CTA for Small Businesses: What is a Beneficial Owner? (Part 2)

Our prior post covered the first way someone might be deemed a “beneficial owner” (BO) under the Corporate Transparency Act (CTA), through direct or indirect ownership of at least 25% of the reporting company.  This post will examine the second way someone can be deemed a BO: through the exercise of “substantial control” over the reporting company. 


As a reminder, the CTA will apply to “reporting companies” starting 1/1/2024 and require them to file a BO report with the US Treasury Department’s financial crimes regulator (FinCEN) identifying their BOs and providing certain information about them. Many thousands of small businesses will be covered by this law and its reporting requirements, violation of which can carry both civil and criminal penalties.

BOs and Substantial Control 

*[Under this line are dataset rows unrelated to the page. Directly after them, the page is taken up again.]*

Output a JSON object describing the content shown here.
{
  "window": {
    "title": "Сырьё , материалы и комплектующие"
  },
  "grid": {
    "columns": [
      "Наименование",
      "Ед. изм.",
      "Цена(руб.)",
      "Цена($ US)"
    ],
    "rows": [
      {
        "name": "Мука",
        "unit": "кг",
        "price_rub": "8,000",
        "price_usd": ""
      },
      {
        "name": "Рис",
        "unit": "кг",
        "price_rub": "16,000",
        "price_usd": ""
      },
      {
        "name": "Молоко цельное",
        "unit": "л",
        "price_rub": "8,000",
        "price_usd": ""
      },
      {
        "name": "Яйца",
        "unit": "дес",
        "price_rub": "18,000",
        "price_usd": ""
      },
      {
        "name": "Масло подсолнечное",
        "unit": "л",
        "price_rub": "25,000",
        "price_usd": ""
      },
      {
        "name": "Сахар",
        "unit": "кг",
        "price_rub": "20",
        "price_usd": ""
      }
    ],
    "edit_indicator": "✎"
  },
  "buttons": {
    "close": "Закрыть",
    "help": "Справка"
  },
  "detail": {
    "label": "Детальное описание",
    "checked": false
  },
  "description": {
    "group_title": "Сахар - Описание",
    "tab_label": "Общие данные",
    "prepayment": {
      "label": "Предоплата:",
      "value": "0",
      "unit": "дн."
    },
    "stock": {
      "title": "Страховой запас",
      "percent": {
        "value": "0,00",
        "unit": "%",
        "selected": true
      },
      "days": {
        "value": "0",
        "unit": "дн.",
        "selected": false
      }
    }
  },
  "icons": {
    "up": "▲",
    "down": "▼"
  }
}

FinCEN has published regulations defining who is a BO. As the name would suggest, owners of a substantial stake in the business are likely to fall under the definition of BO. So are other key persons who may or may not have an ownership stake in the company: those who exercise “substantial control” over the company.  FinCEN has laid out a lengthy definition and several examples of this concept.     

First, FinCEN tells us explicitly that certain individuals are deemed to exercise substantial control.  Senior officers, and persons who hold the power to appoint or remove any senior officer or a majority of the board, fall under the definition and thus qualify as BOs. 

The following individuals also exercise “substantial control” per the regulations:

  • Those who “direct, determine, or have substantial influence over important decisions” of the company (see below); and 
  • Those who “have any other form of substantial control” over the reporting company. 

The regulations give a list of “important decisions.” These include selling, merging, or reorganizing the business, issuing stock, and taking on significant debt. They also include matters that seem much more mundane, though, such as major expenses or investments, approving the operating budget, expanding or closing lines of business, executive comp, decisions about “significant contracts,” and amending the company’s governing documents or significant policies or procedures. 

Taken at face value, these four categories and the list of “important decisions” might cover board members, senior and mid-tier officers, advisors, investors, and others. To complete its BO report, the company will have to evaluate the role and influence of each eligible person or entity. 

Finally, FinCEN makes clear that substantial control can be exercised indirectly, by individuals who hold board seats, serve as trustees, control a majority of the company’s voting power, enter into certain financing arrangements, control intermediary companies, or are involved in “any other contract, arrangement, understanding, relationship, or otherwise.” 

What to Do Now 

Any company that believes it may be covered by the CTA should begin identifying the people who may qualify as BOs so that counsel can help determine who must be identified in the company’s BO report. As a starting point, this would include owners of at least 25% of the company’s ownership interests (as per the last post). 

In addition, the company will need a list of senior officers, board members, advisors, investors, and others who may “direct, determine, or have substantial influence over” the company’s “important decisions” and other significant matters. Finally, the company will want to examine its financial and other arrangements to see whether there are persons that indirectly exercise substantial control over the company via trust, board, voting or ownership power, or financial or other arrangements. The initial goal should be to produce a list of every potentially qualified individual so that the particulars 


hill_mitzi, cta, corporate transparency act, insights, corporate and business, emerging companies